Many of the localizing optimizations are prosaic, if important, such as getting Cortana to properly pronounce local place names or famous Canadian names. Things such as metric-versus-Imperial measurements are also customizable by user (so you're not stuck figuring out kilometres and Celsius if you're a U.S. expatriate in Canada). Cortana knows all the local sports teams and has instant access to scores, but to avoid taking sides in any rivalries, the software is programmed not to pick a favourite hockey sweater, expressing a preference for Team Canada but not for the Leafs or Canucks.

Ms. Hendrich suggests that Canadians might enjoy asking what Cortana's favourite vehicle is, because the software will reply, "I like the smooth ride of a Zamboni."

Mr. Calcagno says the team tried to replicate Canadians' famously dry wit, but was quick to reassure that "it's not a bunch of engineers cooking up jokes." There is a team of people – screenwriters and playwrights who work for Microsoft – who get to look at the requests users make to Cortana and try to fashion new replies. The result is that even over time, week to week and month to month, Cortana will have locally relevant answers, intelligent responses and even current humour.

For the most part, Cortana requires an Internet connection to pull down real-time information, although some features will be available offline.
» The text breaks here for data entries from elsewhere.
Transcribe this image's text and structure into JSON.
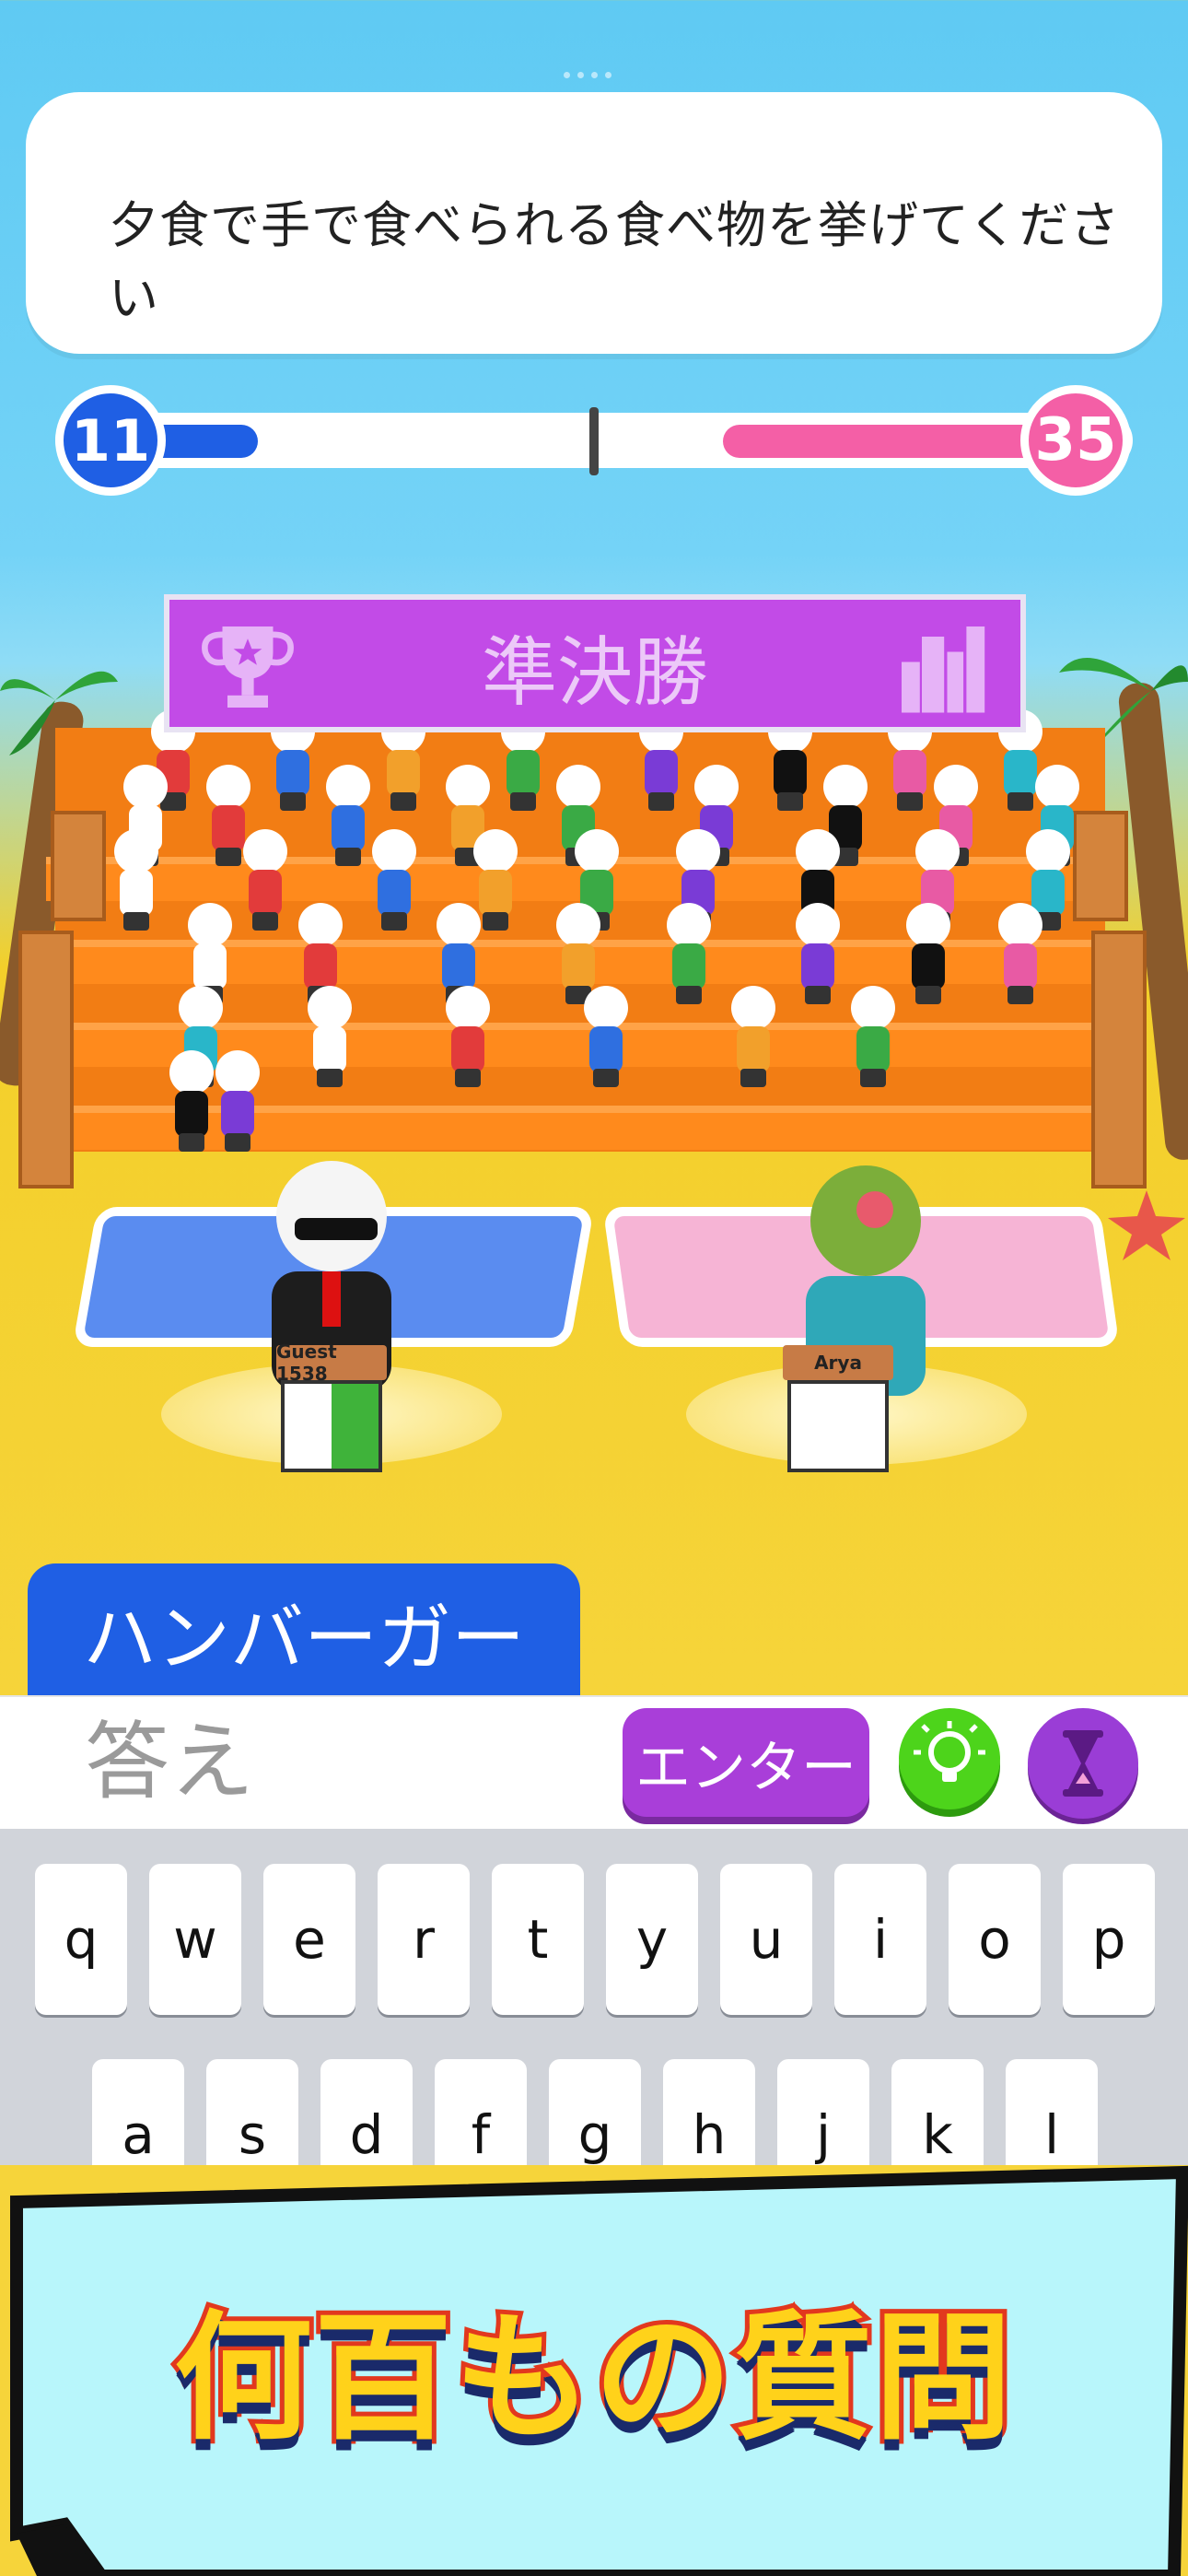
{
  "question": {
    "text": "夕食で手で食べられる食べ物を挙げてください"
  },
  "score": {
    "blue": "11",
    "pink": "35",
    "blue_fraction": 0.14,
    "pink_fraction": 0.34
  },
  "stage": {
    "title": "準決勝"
  },
  "players": {
    "left_name": "Guest 1538",
    "right_name": "Arya"
  },
  "answer": {
    "text": "ハンバーガー"
  },
  "input": {
    "placeholder": "答え",
    "enter_label": "エンター"
  },
  "icons": {
    "hint": "lightbulb-icon",
    "timer": "hourglass-icon",
    "trophy": "trophy-icon",
    "city": "city-icon"
  },
  "keyboard": {
    "row1": [
      "q",
      "w",
      "e",
      "r",
      "t",
      "y",
      "u",
      "i",
      "o",
      "p"
    ],
    "row2": [
      "a",
      "s",
      "d",
      "f",
      "g",
      "h",
      "j",
      "k",
      "l"
    ]
  },
  "promo": {
    "text": "何百もの質問"
  },
  "colors": {
    "blue_team": "#1f5fe4",
    "pink_team": "#f45fa6",
    "enter": "#a93ed9",
    "hint": "#4dd41b"
  }
}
For instance, many of the users with early access to Cortana have used the voice controls to search for buried PC functions, such as the Wi-Fi menu, or even just to pull out the calculator.

So far, most users rely on Cortana to be the calendar cop, reminding them of upcoming appointments and potential conflicts. In future, Mr. Calcagno would like to see even more integration of apps and services so that Cortana could, say, order an Uber ride ahead of your cross-town meeting, or pull up a restaurant delivery app if you're late for dinner. All with those little human touches.

"The Canadian Cortana is really playful. She doesn't take herself too seriously," Mr. Calcagno says.